*** INPUT MATERIAL ***

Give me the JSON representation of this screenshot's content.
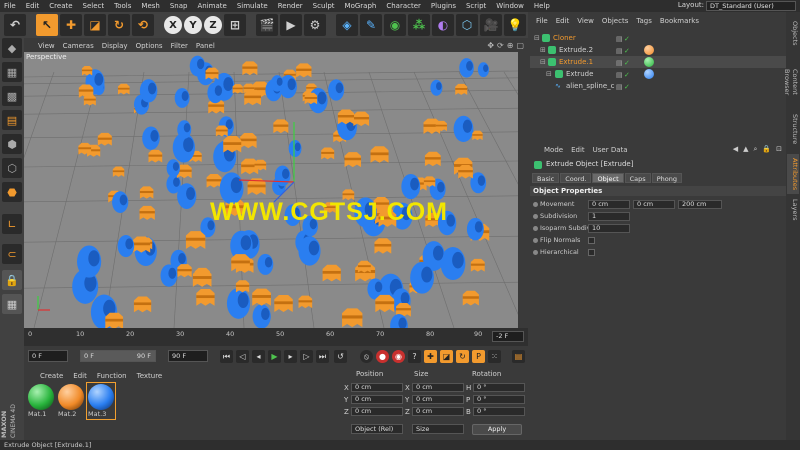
{
  "app": {
    "menus": [
      "File",
      "Edit",
      "Create",
      "Select",
      "Tools",
      "Mesh",
      "Snap",
      "Animate",
      "Simulate",
      "Render",
      "Sculpt",
      "MoGraph",
      "Character",
      "Plugins",
      "Script",
      "Window",
      "Help"
    ],
    "layout_label": "Layout:",
    "layout_value": "DT_Standard (User)",
    "logo_line1": "MAXON",
    "logo_line2": "CINEMA 4D"
  },
  "toolbar": {
    "icons": [
      "undo-icon",
      "cursor-icon",
      "move-icon",
      "scale-icon",
      "rotate-icon",
      "x-axis-icon",
      "y-axis-icon",
      "z-axis-icon",
      "world-coord-icon",
      "render-view-icon",
      "render-picture-icon",
      "render-settings-icon",
      "cube-icon",
      "spline-pen-icon",
      "nurbs-icon",
      "array-icon",
      "deformer-icon",
      "scene-icon",
      "camera-icon",
      "light-icon"
    ],
    "axis_labels": [
      "X",
      "Y",
      "Z"
    ]
  },
  "viewport": {
    "menus": [
      "View",
      "Cameras",
      "Display",
      "Options",
      "Filter",
      "Panel"
    ],
    "label": "Perspective",
    "colors": {
      "orange": "#f29a2e",
      "blue": "#2a7ef0",
      "bg": "#8a8a8a"
    }
  },
  "watermark": "WWW.CGTSJ.COM",
  "timeline": {
    "ticks": [
      "0",
      "10",
      "20",
      "30",
      "40",
      "50",
      "60",
      "70",
      "80",
      "90"
    ],
    "end_frame": "-2 F"
  },
  "playback": {
    "start_field": "0 F",
    "min_field": "0 F",
    "max_field": "90 F",
    "end_field": "90 F"
  },
  "materials": {
    "menus": [
      "Create",
      "Edit",
      "Function",
      "Texture"
    ],
    "items": [
      {
        "name": "Mat.1",
        "color": "#28b43c"
      },
      {
        "name": "Mat.2",
        "color": "#f08a28"
      },
      {
        "name": "Mat.3",
        "color": "#2a7ef0"
      }
    ]
  },
  "coordinates": {
    "headers": {
      "position": "Position",
      "size": "Size",
      "rotation": "Rotation"
    },
    "rows": [
      {
        "axis": "X",
        "pos": "0 cm",
        "size_axis": "X",
        "size": "0 cm",
        "rot_axis": "H",
        "rot": "0 °"
      },
      {
        "axis": "Y",
        "pos": "0 cm",
        "size_axis": "Y",
        "size": "0 cm",
        "rot_axis": "P",
        "rot": "0 °"
      },
      {
        "axis": "Z",
        "pos": "0 cm",
        "size_axis": "Z",
        "size": "0 cm",
        "rot_axis": "B",
        "rot": "0 °"
      }
    ],
    "mode_select": "Object (Rel)",
    "size_select": "Size",
    "apply": "Apply"
  },
  "status": "Extrude Object [Extrude.1]",
  "object_manager": {
    "menus": [
      "File",
      "Edit",
      "View",
      "Objects",
      "Tags",
      "Bookmarks"
    ],
    "rows": [
      {
        "name": "Cloner",
        "color": "#f29a2e",
        "icon": "#3cc070",
        "indent": 0
      },
      {
        "name": "Extrude.2",
        "color": "#d0d0d0",
        "icon": "#3cc070",
        "indent": 1
      },
      {
        "name": "Extrude.1",
        "color": "#f29a2e",
        "icon": "#3cc070",
        "indent": 1
      },
      {
        "name": "Extrude",
        "color": "#d0d0d0",
        "icon": "#3cc070",
        "indent": 2
      },
      {
        "name": "alien_spline_c",
        "color": "#d0d0d0",
        "icon": "#5ab4ff",
        "indent": 2
      }
    ]
  },
  "attributes": {
    "menus": [
      "Mode",
      "Edit",
      "User Data"
    ],
    "title": "Extrude Object [Extrude]",
    "tabs": [
      "Basic",
      "Coord.",
      "Object",
      "Caps",
      "Phong"
    ],
    "active_tab": "Object",
    "section": "Object Properties",
    "props": [
      {
        "label": "Movement",
        "values": [
          "0 cm",
          "0 cm",
          "200 cm"
        ]
      },
      {
        "label": "Subdivision",
        "values": [
          "1"
        ]
      },
      {
        "label": "Isoparm Subdivision",
        "values": [
          "10"
        ]
      },
      {
        "label": "Flip Normals",
        "values": []
      },
      {
        "label": "Hierarchical",
        "values": []
      }
    ]
  },
  "right_tabs": [
    "Objects",
    "Content Browser",
    "Structure",
    "Attributes",
    "Layers"
  ]
}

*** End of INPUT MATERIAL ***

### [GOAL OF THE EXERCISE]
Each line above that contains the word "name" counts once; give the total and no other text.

### [OUTPUT OF THE EXERCISE]
8